The new Georgia Poultry Laboratory Network headquarters in North Hall County now appears headed for completion in midfall.
Construction and weather issues have delayed work on the 38,000-square-foot building, which had been set to finish this month, officials said during a tour of the lab Monday.
Walls and ceilings are up, and “we’re really close to getting the (finished) floor,” Executive Director Louise Dufour-Zavala said.
Still, walking between rooms and floors, including the second-floor mezzanine, where visitors will be able to see lab activity below through windows, was no trouble, even as Manhattan Construction workers moved around to perform various tasks.
Lab officials said they aren’t in a particular hurry to move, even though the new building will be far superior to the 50-year-old one off Oakwood Road in Oakwood.
“We’re operating at 100 percent,” Dufour-Zavala said. “We’re not hurting. And we don’t have a date where it would start to hurt, either. We can’t wait (for the move), but we’re not in a dire situation.”
“We’re not pushed,” project coordinator Freddie Smith said. “And what we’re trying to do is have enough equipment here that, when we do move, it’ll be a less painful move.”

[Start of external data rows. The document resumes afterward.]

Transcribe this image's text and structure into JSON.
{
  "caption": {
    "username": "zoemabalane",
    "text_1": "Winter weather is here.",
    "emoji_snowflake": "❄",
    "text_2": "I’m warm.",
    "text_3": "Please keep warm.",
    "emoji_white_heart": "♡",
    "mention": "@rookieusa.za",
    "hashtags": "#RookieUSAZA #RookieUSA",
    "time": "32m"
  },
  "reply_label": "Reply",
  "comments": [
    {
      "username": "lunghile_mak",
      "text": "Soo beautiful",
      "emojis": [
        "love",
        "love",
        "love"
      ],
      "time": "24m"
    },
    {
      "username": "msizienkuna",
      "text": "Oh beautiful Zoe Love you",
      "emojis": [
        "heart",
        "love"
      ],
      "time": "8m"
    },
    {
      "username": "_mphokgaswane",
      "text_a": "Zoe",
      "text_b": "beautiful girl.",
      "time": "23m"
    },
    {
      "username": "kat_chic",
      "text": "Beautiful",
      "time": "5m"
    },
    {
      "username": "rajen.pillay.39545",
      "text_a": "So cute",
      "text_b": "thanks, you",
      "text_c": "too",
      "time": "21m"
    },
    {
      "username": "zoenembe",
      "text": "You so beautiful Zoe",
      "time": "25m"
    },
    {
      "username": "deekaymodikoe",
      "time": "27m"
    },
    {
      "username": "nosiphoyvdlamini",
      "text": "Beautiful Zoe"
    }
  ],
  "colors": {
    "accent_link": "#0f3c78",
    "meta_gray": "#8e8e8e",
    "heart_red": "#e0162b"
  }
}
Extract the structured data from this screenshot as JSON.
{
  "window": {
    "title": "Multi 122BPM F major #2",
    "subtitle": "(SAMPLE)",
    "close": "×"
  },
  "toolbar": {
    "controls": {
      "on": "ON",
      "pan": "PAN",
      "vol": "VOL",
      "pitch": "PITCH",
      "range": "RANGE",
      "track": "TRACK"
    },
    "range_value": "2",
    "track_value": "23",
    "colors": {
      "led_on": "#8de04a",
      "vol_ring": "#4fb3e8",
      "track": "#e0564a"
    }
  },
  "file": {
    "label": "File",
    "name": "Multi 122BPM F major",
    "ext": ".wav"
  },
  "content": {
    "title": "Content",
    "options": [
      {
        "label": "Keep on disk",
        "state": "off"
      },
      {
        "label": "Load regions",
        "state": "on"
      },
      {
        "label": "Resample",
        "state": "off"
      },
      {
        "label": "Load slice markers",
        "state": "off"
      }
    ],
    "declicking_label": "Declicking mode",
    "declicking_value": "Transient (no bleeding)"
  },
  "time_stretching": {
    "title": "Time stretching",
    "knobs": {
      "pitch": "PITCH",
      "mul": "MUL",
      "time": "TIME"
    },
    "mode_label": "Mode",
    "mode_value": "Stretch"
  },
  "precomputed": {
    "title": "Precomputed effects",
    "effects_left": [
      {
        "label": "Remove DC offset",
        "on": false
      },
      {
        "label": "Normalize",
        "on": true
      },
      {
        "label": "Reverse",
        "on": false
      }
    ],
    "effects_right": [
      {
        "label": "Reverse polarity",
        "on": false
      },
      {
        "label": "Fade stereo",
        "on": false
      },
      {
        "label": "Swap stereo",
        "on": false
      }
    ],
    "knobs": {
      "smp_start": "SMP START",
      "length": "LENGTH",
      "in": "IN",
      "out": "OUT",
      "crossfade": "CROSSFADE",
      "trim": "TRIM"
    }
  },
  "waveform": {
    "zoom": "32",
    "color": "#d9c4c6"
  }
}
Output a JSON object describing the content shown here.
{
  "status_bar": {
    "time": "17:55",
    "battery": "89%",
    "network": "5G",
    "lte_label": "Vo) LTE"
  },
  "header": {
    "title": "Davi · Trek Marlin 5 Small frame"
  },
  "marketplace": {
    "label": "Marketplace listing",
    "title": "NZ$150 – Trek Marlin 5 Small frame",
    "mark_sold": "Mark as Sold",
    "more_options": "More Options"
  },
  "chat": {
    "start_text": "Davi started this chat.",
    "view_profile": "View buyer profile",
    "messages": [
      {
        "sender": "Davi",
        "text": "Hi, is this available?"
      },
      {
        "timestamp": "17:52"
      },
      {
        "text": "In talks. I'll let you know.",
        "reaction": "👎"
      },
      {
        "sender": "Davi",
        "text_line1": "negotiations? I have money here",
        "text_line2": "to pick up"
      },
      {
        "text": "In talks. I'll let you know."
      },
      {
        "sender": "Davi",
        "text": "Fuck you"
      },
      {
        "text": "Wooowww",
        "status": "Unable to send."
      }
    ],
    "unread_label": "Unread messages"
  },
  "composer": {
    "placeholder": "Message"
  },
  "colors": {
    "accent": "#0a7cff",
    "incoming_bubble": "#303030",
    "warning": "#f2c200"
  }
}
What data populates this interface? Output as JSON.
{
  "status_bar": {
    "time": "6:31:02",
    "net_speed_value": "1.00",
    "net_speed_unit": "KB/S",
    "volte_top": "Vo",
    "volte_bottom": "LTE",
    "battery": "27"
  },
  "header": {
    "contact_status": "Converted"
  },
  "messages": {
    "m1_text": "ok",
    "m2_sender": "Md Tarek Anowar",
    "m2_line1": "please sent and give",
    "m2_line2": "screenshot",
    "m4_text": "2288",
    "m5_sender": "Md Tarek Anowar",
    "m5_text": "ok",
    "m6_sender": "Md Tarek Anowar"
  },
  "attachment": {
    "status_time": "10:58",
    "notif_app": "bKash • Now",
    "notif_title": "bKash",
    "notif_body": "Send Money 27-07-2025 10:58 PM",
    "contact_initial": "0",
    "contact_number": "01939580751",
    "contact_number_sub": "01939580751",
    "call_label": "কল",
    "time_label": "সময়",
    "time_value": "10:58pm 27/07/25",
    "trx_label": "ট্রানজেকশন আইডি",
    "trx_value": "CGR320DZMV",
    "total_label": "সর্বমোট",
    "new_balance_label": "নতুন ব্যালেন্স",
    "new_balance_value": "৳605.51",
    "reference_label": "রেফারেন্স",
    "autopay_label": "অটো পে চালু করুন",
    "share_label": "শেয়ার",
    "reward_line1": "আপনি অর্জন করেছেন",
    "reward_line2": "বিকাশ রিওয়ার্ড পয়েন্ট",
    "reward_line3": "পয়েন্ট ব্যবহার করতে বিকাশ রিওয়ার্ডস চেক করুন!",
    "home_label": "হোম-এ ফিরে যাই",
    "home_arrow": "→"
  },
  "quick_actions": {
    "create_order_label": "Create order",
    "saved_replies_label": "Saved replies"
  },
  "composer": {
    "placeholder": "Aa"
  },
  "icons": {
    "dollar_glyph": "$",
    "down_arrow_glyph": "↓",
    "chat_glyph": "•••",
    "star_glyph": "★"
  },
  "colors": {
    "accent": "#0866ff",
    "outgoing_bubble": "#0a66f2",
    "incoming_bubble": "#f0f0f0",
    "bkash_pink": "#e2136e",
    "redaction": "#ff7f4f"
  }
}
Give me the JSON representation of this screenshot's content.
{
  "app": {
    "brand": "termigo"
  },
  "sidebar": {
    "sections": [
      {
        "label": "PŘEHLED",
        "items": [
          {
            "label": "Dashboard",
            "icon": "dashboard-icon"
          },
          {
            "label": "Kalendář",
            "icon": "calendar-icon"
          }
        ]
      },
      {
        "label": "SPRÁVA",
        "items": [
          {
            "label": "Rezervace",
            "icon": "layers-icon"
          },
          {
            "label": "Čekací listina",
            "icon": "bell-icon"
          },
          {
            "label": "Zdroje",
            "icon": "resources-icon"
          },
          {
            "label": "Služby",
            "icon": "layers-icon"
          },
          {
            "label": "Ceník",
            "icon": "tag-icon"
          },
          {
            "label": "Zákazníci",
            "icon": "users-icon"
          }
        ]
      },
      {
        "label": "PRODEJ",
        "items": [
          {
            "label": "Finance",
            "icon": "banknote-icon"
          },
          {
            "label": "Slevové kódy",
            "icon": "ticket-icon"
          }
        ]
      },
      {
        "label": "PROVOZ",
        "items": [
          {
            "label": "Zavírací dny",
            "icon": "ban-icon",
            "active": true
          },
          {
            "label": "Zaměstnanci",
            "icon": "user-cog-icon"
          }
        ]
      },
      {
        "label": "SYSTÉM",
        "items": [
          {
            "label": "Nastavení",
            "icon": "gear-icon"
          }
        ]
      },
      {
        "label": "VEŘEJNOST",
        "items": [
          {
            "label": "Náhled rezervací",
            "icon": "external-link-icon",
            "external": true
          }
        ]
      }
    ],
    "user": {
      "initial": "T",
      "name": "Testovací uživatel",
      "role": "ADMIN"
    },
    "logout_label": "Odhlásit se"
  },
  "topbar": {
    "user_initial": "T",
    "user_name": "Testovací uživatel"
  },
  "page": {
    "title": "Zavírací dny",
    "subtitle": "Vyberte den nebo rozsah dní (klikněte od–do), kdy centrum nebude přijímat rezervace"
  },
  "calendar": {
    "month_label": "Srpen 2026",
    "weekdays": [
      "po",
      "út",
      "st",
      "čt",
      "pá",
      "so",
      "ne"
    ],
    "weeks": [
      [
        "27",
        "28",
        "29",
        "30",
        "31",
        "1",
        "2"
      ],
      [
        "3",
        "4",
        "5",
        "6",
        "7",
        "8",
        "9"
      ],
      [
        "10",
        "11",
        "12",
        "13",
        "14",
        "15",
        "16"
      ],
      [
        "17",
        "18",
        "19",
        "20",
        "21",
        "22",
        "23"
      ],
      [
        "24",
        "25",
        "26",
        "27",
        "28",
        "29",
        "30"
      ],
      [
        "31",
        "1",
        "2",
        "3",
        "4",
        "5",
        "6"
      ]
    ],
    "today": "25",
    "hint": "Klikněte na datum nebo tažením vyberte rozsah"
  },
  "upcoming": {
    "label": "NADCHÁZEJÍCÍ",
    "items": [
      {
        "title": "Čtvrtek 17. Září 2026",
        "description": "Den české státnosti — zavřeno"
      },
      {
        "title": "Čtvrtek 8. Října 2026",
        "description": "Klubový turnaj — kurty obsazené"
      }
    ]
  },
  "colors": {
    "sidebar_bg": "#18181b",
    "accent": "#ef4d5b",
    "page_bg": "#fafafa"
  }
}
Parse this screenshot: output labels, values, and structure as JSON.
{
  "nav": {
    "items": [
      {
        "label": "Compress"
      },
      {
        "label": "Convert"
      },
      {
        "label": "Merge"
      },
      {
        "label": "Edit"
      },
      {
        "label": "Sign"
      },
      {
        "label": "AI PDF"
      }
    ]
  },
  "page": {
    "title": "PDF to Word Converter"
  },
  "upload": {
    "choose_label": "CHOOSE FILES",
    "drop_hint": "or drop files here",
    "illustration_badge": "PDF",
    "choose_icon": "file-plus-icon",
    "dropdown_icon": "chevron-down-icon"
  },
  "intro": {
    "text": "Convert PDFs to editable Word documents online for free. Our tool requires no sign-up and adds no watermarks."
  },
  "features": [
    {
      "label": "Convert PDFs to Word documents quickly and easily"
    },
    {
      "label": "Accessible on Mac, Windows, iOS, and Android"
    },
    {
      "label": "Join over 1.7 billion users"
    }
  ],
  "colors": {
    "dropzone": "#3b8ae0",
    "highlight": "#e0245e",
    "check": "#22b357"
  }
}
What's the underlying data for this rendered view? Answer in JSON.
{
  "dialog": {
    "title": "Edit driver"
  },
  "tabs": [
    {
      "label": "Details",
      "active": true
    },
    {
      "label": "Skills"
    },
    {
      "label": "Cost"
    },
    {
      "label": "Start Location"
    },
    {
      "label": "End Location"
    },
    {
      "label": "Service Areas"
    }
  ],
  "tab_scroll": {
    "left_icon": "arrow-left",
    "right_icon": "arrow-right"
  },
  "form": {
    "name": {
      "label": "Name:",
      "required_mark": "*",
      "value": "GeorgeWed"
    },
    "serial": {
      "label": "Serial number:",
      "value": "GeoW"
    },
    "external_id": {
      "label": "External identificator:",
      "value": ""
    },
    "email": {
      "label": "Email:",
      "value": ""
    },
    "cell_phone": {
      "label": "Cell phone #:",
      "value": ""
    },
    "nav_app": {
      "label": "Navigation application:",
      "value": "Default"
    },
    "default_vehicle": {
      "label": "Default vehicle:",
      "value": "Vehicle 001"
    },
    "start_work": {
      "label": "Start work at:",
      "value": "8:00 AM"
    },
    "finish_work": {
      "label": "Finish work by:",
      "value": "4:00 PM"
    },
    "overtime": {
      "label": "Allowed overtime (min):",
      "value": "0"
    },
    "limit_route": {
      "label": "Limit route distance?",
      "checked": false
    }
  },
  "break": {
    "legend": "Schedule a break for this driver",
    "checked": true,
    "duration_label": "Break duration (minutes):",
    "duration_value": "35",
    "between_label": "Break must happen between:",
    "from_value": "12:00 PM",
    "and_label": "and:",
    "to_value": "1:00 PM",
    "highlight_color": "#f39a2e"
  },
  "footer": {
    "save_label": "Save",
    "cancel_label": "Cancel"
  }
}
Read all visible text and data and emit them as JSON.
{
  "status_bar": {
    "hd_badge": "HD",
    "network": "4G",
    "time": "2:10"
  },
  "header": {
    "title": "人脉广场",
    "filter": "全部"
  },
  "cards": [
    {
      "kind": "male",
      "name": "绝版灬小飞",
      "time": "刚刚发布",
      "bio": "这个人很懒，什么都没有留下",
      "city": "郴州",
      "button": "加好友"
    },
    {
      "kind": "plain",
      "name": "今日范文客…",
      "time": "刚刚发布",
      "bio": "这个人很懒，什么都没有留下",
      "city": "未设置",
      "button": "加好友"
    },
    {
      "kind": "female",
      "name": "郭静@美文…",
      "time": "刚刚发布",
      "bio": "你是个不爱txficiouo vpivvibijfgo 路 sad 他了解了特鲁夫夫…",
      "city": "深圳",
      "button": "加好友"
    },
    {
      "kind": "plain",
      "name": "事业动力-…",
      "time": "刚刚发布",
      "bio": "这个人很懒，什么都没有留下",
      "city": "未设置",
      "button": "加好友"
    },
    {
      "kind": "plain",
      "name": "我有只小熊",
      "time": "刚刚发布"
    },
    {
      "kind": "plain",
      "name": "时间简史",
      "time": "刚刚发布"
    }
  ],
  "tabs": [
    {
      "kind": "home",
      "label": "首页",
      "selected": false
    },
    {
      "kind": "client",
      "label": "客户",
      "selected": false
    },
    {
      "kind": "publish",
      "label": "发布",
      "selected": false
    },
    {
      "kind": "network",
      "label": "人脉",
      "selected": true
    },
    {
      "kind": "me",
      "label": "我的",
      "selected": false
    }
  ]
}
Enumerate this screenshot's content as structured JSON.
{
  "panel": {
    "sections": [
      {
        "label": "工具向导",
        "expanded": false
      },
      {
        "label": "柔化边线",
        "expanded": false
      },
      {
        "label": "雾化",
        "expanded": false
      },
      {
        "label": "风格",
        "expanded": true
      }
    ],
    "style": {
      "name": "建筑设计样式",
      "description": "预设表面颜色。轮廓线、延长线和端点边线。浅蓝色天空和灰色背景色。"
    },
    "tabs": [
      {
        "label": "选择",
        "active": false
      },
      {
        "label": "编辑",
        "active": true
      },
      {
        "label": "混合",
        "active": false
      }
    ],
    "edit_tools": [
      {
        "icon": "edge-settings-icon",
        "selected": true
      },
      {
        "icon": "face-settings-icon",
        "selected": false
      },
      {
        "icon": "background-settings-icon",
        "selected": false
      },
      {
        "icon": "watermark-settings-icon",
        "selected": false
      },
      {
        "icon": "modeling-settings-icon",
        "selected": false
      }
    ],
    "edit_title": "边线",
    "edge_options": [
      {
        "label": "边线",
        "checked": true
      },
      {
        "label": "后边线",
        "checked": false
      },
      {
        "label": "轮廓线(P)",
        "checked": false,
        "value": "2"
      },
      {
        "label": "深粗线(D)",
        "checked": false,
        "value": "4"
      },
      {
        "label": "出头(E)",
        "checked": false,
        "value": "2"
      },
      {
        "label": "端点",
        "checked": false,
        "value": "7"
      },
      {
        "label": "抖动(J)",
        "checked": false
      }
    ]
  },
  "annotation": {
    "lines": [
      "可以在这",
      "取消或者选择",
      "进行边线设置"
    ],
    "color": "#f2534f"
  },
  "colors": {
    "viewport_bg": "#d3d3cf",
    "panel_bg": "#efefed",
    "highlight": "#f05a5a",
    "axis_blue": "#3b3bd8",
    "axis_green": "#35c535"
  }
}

GPLN provides services including disease monitoring and testing, chick quality assurance and hatchery inspections.
The state started several years planning to move from the aging Oakwood building. Officials settled on a 10-acre site off what is now known as Abit Massey Way — named after longtime poultry industry advocate Abit Massey — in the new 518-acre Gateway Industrial Centre off Ga. 365, north of White Sulphur Road.
The $9.6 million lab is the park’s first occupant.
During a ground-breaking ceremony in May 2013, officials hailed the lab as a major advancement for the state’s booming poultry industry.
“This new laboratory will play a key role in protecting the jobs of tens of thousands of Georgians and in sustaining this state’s annual $28 billion poultry industry,” Gov. Nathan Deal said.
One of the building’s key features will be the mezzanine, where people — from industries to church and school groups — can tour the facility without entering infected areas.
An expected main attraction will be the serology lab, where robots will be used.
“We run about 900,000 serum samples per year and the only way to do that many in a precise and accurate fashion is to use robots,” Dufour-Zavala said. “Visitors can spend hours up (in the mezzanine) if they want and see them operate.”
The center also will have a biosafety lab, where dangerous biological agents, such as avian influenza, can be contained during an outbreak with the sealed room’s solid concrete walls.
Each lab also has a station where workers can immediately wash their faces in an emergency, Smith said.
Because of the highly specialized work, no ordinary contractor can be used for such a project.
“They have to understand all the working mechanisms within the lab, especially the air handling,” Smith said.
When the building is finished, it will be “commissioned” to make sure all systems are working, “before we move in,” Dufour-Zavala has said.